Between 1986 and 2017, eight different people have sat in Shelter Island School superintendent’s chair, with one serving two different terms.
If an immediate full-time successor is named by September to replace outgoing Superintendent Leonard Skuggevik as the Board of Education hopes, that will make nine, averaging approximately three years each.
Mr. Skuggevik came to the job in August 2014 and departs this August when the board said his three-year contract would not be renewed. He succeeded Dr. Michael Hynes, who was superintendent between 2011 and 2014.
Robert Parry was an interim choice hired for the 2010-2011 fill the slot when Sharon Clifford left. Ms. Clifford was with the district from 2005 to 2010.
Gil DeCicco was an interim in the 2004-05 school year. It was his second round of serving Shelter Island because he had also been here from 1999 to 20001 prior to the hiring of Kenneth Lanier Sr., who served the district between 2001 and 2004.
Lydia Axelrod was at the helm between 1993 and 1999 and Marlene Berman served between 1986 and 1993.
That turnover may seem like a revolving door, but Board of Education President Thomas Graffagnino said he was surprised to learn from the American Association of Superintendents that three years is the average time span a superintendent serves a district.
“I was shocked at that,” he said. His wish would be that a superintendent would stay with the district for 10 to 12 years.
Small school districts often get superintendents who are nearing the end of their careers and want to spend their last few years in a relatively quiet district, Mr. Graffagnino said.
On the other hand, there are young superintendents who seek a smaller district with ambitions to move on to larger districts as they develop their skills, he said.
The Board of Education takes seriously the interests of parents and other community members in making its selections, Mr. Graffagnino said. It’s why the board slated forums to hear public opinion.
“Shared services are not off the table,” he said. That could involve hiring a superintendent for Shelter Island while also working part-time for another small district.

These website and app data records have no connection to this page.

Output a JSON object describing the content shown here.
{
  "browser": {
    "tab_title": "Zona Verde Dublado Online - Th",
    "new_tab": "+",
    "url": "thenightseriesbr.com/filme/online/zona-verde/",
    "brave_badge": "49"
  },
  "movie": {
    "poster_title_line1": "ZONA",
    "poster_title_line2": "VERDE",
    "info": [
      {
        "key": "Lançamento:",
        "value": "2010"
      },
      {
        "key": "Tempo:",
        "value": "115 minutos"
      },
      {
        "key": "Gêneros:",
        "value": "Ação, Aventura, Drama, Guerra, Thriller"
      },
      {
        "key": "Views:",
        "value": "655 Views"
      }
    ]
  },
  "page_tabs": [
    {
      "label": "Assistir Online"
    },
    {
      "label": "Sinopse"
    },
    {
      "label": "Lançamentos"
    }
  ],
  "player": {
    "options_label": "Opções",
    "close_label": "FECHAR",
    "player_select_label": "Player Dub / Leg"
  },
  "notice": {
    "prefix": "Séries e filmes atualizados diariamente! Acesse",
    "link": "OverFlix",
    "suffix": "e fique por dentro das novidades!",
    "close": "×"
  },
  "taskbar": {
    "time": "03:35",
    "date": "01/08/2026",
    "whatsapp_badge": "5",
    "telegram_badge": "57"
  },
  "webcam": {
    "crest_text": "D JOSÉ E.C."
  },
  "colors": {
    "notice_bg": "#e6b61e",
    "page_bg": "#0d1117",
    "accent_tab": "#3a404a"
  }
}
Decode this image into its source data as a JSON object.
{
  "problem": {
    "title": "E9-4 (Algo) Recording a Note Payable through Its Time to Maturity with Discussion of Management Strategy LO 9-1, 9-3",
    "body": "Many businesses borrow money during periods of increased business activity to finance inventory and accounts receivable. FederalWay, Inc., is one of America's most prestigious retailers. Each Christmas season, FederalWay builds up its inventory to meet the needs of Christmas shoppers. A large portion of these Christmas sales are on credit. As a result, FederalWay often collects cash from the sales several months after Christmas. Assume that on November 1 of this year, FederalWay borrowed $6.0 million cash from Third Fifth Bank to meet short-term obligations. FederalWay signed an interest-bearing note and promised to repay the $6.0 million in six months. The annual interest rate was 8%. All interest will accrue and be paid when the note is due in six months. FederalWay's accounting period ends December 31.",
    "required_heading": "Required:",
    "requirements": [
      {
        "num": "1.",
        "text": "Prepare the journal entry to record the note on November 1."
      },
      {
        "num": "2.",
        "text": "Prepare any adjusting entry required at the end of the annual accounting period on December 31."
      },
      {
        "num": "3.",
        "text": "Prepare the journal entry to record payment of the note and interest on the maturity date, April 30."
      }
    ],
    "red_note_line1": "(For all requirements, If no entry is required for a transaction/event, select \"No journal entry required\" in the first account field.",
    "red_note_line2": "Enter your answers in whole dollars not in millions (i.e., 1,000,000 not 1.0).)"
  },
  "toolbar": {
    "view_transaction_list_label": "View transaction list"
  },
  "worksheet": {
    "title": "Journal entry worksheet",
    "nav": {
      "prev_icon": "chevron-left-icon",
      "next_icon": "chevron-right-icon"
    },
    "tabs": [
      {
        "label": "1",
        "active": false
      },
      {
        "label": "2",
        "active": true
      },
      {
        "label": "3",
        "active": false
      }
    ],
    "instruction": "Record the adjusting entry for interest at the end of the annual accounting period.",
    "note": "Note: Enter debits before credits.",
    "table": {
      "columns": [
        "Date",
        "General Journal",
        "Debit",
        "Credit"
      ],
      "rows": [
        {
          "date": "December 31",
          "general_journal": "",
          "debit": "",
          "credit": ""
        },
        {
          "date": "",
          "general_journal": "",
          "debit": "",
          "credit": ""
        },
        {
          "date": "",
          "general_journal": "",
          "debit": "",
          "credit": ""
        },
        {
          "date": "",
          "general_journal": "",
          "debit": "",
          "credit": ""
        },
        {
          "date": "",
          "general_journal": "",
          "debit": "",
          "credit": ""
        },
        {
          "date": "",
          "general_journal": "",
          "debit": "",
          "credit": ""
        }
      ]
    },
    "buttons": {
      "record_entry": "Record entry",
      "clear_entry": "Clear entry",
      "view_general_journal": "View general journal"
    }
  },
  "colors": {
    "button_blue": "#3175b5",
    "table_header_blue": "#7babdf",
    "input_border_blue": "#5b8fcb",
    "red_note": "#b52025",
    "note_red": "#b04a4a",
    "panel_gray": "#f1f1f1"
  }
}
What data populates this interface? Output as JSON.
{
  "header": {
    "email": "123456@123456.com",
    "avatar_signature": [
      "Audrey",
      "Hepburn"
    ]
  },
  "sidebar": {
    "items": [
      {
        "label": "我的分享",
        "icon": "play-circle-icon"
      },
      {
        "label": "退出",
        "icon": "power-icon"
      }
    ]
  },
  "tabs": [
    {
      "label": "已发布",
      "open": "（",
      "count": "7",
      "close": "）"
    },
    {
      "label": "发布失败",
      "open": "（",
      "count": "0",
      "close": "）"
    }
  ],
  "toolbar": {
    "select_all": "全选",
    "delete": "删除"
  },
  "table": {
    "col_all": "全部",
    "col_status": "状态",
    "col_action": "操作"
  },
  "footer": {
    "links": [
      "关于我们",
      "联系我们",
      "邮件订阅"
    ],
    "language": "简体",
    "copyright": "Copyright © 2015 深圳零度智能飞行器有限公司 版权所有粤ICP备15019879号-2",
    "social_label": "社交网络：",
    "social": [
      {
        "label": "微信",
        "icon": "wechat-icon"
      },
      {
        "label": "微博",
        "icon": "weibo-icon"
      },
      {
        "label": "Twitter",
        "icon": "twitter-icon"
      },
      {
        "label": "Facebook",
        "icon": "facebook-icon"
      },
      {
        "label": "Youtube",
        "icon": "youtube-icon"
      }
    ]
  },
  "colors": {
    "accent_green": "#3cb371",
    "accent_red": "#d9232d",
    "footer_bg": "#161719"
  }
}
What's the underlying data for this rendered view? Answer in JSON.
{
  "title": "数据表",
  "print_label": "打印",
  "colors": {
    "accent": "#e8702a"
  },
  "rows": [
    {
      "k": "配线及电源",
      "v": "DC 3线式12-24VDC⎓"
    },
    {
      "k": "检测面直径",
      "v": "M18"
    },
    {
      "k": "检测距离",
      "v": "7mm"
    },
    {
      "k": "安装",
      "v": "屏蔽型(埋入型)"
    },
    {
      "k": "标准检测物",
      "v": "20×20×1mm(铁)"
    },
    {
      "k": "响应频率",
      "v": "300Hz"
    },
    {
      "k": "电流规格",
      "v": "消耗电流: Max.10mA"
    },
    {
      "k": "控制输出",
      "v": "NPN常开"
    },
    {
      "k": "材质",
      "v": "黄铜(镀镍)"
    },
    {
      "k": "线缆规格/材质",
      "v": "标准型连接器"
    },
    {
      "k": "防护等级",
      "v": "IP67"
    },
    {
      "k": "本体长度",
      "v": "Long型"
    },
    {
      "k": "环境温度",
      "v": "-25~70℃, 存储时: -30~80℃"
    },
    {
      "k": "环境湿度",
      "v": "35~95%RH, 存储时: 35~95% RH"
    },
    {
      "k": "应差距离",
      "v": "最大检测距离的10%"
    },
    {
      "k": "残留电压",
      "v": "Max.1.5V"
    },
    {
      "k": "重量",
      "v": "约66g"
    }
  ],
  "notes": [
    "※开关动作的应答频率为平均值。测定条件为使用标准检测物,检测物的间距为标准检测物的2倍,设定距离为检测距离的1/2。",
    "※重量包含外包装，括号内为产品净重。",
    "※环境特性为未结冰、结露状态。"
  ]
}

If that happened, it would be necessary to hire a full-time principal, but the combined cost of a part-time superintendent and full-time principal could save the district money, Mr. Graffagnino said.